Rationale Although the relation between stress and physiology is well documented, attempts at understanding the link between racial discrimination and cortisol output, specifically, have produced mixed results, likely due to study characteristics such as racial/ethnic composition of the samples (e.g., African American, Latino), measures of discrimination, and research design (e.g., cross-sectional, experimental). Objectives To estimate the overall association between racial discrimination and cortisol output among racial/ethnic minority individuals and to determine if the association between racial discrimination and cortisol output is moderated by age, race/ethnicity, type of discrimination measure, sex, and research design. Results Using a random effects model, the overall effect size based on k = 16 studies (19% unpublished) and N = 1506 participants was r¯ = 0.040, 95% CI = −0.038 to 0.117. Studies were conducted predominantly in the U.S. (81%). Notably, experimental studies (r¯ = 0.267) exhibited larger effect sizes compared to non-experimental studies (r¯ = −0.007). Age, race/ethnicity, type of discrimination measure, and sex did not moderate the effect sizes. Conclusion This meta-analysis provides evidence that the measurement of the association between racial discrimination and cortisol is complex, and it offers valuable insight regarding methods and designs that can inform future research on this topic.

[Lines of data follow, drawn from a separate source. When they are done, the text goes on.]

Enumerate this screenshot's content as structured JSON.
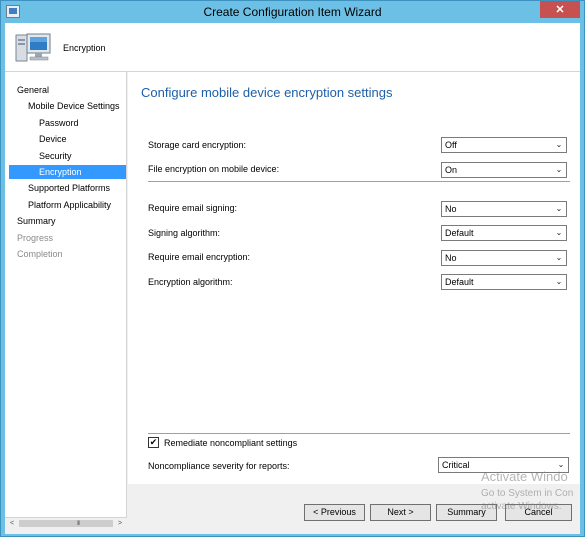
{
  "window": {
    "title": "Create Configuration Item Wizard",
    "minimize_glyph": "—",
    "maximize_glyph": "☐",
    "close_glyph": "✕"
  },
  "header": {
    "title": "Encryption",
    "icon": "computer-icon"
  },
  "nav": {
    "items": [
      {
        "label": "General",
        "state": "normal"
      },
      {
        "label": "Mobile Device Settings",
        "state": "normal"
      },
      {
        "label": "Password",
        "state": "normal"
      },
      {
        "label": "Device",
        "state": "normal"
      },
      {
        "label": "Security",
        "state": "normal"
      },
      {
        "label": "Encryption",
        "state": "selected"
      },
      {
        "label": "Supported Platforms",
        "state": "normal"
      },
      {
        "label": "Platform Applicability",
        "state": "normal"
      },
      {
        "label": "Summary",
        "state": "normal"
      },
      {
        "label": "Progress",
        "state": "disabled"
      },
      {
        "label": "Completion",
        "state": "disabled"
      }
    ],
    "scroll_left": "<",
    "scroll_right": ">",
    "scroll_grip": "III"
  },
  "main": {
    "title": "Configure mobile device encryption settings",
    "settings": [
      {
        "label": "Storage card encryption:",
        "value": "Off"
      },
      {
        "label": "File encryption on mobile device:",
        "value": "On"
      },
      {
        "label": "Require email signing:",
        "value": "No"
      },
      {
        "label": "Signing algorithm:",
        "value": "Default"
      },
      {
        "label": "Require email encryption:",
        "value": "No"
      },
      {
        "label": "Encryption algorithm:",
        "value": "Default"
      }
    ],
    "remediate_label": "Remediate noncompliant settings",
    "remediate_checked": true,
    "check_glyph": "✔",
    "severity_label": "Noncompliance severity for reports:",
    "severity_value": "Critical",
    "dropdown_glyph": "⌄"
  },
  "buttons": {
    "previous": "< Previous",
    "next": "Next >",
    "summary": "Summary",
    "cancel": "Cancel"
  },
  "watermark": {
    "line1": "Activate Windo",
    "line2": "Go to System in Con",
    "line3": "activate Windows."
  },
  "colors": {
    "accent": "#3399ff",
    "title_blue": "#1e5fa6",
    "titlebar": "#6cc0e5"
  }
}
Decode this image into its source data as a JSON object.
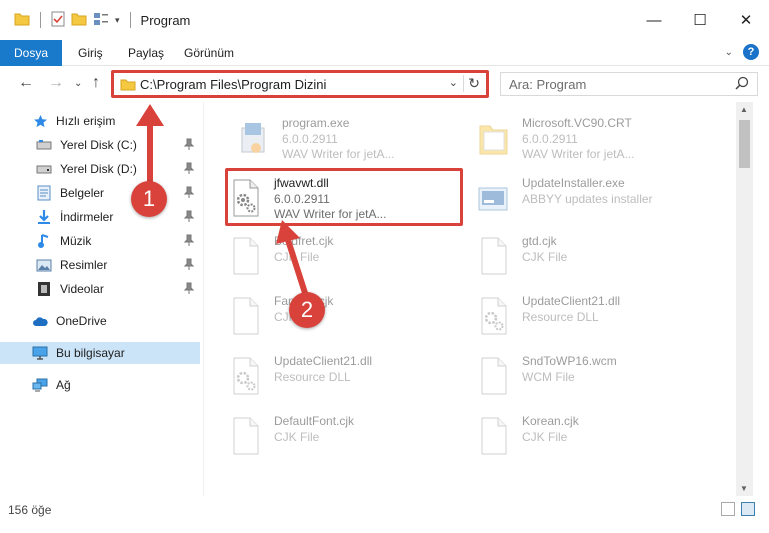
{
  "window": {
    "title": "Program",
    "controls": [
      "minimize-icon",
      "maximize-icon",
      "close-icon"
    ]
  },
  "ribbon": {
    "tabs": [
      {
        "label": "Dosya",
        "active": true
      },
      {
        "label": "Giriş",
        "active": false
      },
      {
        "label": "Paylaş",
        "active": false
      },
      {
        "label": "Görünüm",
        "active": false
      }
    ],
    "help": "?"
  },
  "address": {
    "path": "C:\\Program Files\\Program Dizini",
    "search_placeholder": "Ara: Program"
  },
  "sidebar": {
    "items": [
      {
        "label": "Hızlı erişim",
        "icon": "star-icon",
        "pinned": false
      },
      {
        "label": "Yerel Disk (C:)",
        "icon": "drive-icon",
        "pinned": true
      },
      {
        "label": "Yerel Disk (D:)",
        "icon": "drive-icon",
        "pinned": true
      },
      {
        "label": "Belgeler",
        "icon": "documents-icon",
        "pinned": true
      },
      {
        "label": "İndirmeler",
        "icon": "download-icon",
        "pinned": true
      },
      {
        "label": "Müzik",
        "icon": "music-icon",
        "pinned": true
      },
      {
        "label": "Resimler",
        "icon": "pictures-icon",
        "pinned": true
      },
      {
        "label": "Videolar",
        "icon": "videos-icon",
        "pinned": true
      },
      {
        "label": "OneDrive",
        "icon": "cloud-icon",
        "pinned": false
      },
      {
        "label": "Bu bilgisayar",
        "icon": "computer-icon",
        "pinned": false,
        "selected": true
      },
      {
        "label": "Ağ",
        "icon": "network-icon",
        "pinned": false
      }
    ]
  },
  "files": {
    "left": [
      {
        "name": "program.exe",
        "line2": "6.0.0.2911",
        "line3": "WAV Writer for jetA...",
        "icon": "exe-icon"
      },
      {
        "name": "jfwavwt.dll",
        "line2": "6.0.0.2911",
        "line3": "WAV Writer for jetA...",
        "icon": "dll-gear-icon"
      },
      {
        "name": "Boldfret.cjk",
        "line2": "CJK File",
        "line3": "",
        "icon": "blank-file-icon"
      },
      {
        "name": "Fanfare.cjk",
        "line2": "CJK File",
        "line3": "",
        "icon": "blank-file-icon"
      },
      {
        "name": "UpdateClient21.dll",
        "line2": "Resource DLL",
        "line3": "",
        "icon": "dll-gear-icon"
      },
      {
        "name": "DefaultFont.cjk",
        "line2": "CJK File",
        "line3": "",
        "icon": "blank-file-icon"
      }
    ],
    "right": [
      {
        "name": "Microsoft.VC90.CRT",
        "line2": "6.0.0.2911",
        "line3": "WAV Writer for jetA...",
        "icon": "folder-icon"
      },
      {
        "name": "UpdateInstaller.exe",
        "line2": "ABBYY updates installer",
        "line3": "",
        "icon": "installer-icon"
      },
      {
        "name": "gtd.cjk",
        "line2": "CJK File",
        "line3": "",
        "icon": "blank-file-icon"
      },
      {
        "name": "UpdateClient21.dll",
        "line2": "Resource DLL",
        "line3": "",
        "icon": "dll-gear-icon"
      },
      {
        "name": "SndToWP16.wcm",
        "line2": "WCM File",
        "line3": "",
        "icon": "blank-file-icon"
      },
      {
        "name": "Korean.cjk",
        "line2": "CJK File",
        "line3": "",
        "icon": "blank-file-icon"
      }
    ]
  },
  "status": {
    "item_count": "156 öğe"
  },
  "callouts": [
    "1",
    "2"
  ],
  "colors": {
    "accent": "#1979ca",
    "highlight": "#d8423b",
    "selected": "#cce4f7"
  }
}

Limitations and future directions are discussed.
- Cultural neurobiology
- Culture and biology interplay
- Racial discrimination

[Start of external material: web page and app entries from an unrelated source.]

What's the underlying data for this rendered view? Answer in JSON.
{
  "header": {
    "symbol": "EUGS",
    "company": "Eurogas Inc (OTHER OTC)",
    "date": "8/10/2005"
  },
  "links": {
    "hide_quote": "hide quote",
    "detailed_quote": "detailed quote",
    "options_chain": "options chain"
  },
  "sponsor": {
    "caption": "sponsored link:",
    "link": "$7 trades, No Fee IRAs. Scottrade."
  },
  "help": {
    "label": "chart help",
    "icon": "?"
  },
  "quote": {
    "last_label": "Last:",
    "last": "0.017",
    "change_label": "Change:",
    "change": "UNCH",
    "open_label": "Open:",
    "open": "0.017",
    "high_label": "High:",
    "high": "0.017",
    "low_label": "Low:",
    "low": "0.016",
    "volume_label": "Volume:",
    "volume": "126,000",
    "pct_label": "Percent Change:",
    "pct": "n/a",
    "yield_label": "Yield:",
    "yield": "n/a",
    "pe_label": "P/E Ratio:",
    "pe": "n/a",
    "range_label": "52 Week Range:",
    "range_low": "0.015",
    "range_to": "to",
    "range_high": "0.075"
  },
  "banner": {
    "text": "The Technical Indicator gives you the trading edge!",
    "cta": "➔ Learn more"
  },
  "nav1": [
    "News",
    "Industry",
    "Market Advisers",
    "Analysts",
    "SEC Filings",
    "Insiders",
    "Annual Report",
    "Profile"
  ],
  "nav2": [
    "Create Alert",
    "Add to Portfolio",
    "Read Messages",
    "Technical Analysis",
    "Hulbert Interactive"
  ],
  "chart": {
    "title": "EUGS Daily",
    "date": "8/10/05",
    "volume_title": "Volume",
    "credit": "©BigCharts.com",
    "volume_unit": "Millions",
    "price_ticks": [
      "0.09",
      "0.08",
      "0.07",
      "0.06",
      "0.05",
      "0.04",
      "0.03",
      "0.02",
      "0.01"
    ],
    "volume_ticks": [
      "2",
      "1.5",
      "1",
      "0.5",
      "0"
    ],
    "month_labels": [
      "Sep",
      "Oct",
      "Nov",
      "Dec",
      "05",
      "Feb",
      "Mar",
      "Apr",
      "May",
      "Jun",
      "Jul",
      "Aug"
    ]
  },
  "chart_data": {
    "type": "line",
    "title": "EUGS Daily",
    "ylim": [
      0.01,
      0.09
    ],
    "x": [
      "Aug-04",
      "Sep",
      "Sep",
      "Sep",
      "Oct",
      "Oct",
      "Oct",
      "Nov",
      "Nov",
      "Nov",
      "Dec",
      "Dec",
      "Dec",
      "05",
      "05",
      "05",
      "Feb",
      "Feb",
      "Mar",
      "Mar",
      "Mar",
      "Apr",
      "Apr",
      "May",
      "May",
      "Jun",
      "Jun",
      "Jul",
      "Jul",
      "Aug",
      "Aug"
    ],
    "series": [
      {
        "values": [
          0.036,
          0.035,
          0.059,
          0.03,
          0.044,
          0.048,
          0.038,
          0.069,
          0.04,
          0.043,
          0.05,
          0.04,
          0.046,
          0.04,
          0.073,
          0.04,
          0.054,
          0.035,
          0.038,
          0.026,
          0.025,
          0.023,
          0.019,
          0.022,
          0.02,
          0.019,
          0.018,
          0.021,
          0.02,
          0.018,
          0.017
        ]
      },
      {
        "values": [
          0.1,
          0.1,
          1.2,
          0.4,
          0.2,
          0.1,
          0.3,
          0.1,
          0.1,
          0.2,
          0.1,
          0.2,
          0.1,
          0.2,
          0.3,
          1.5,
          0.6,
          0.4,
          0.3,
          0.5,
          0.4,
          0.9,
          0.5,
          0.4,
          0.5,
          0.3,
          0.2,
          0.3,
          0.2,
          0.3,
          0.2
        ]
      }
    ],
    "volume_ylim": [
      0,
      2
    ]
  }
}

ASJC Scopus subject areas
- Health(social science)
- History and Philosophy of Science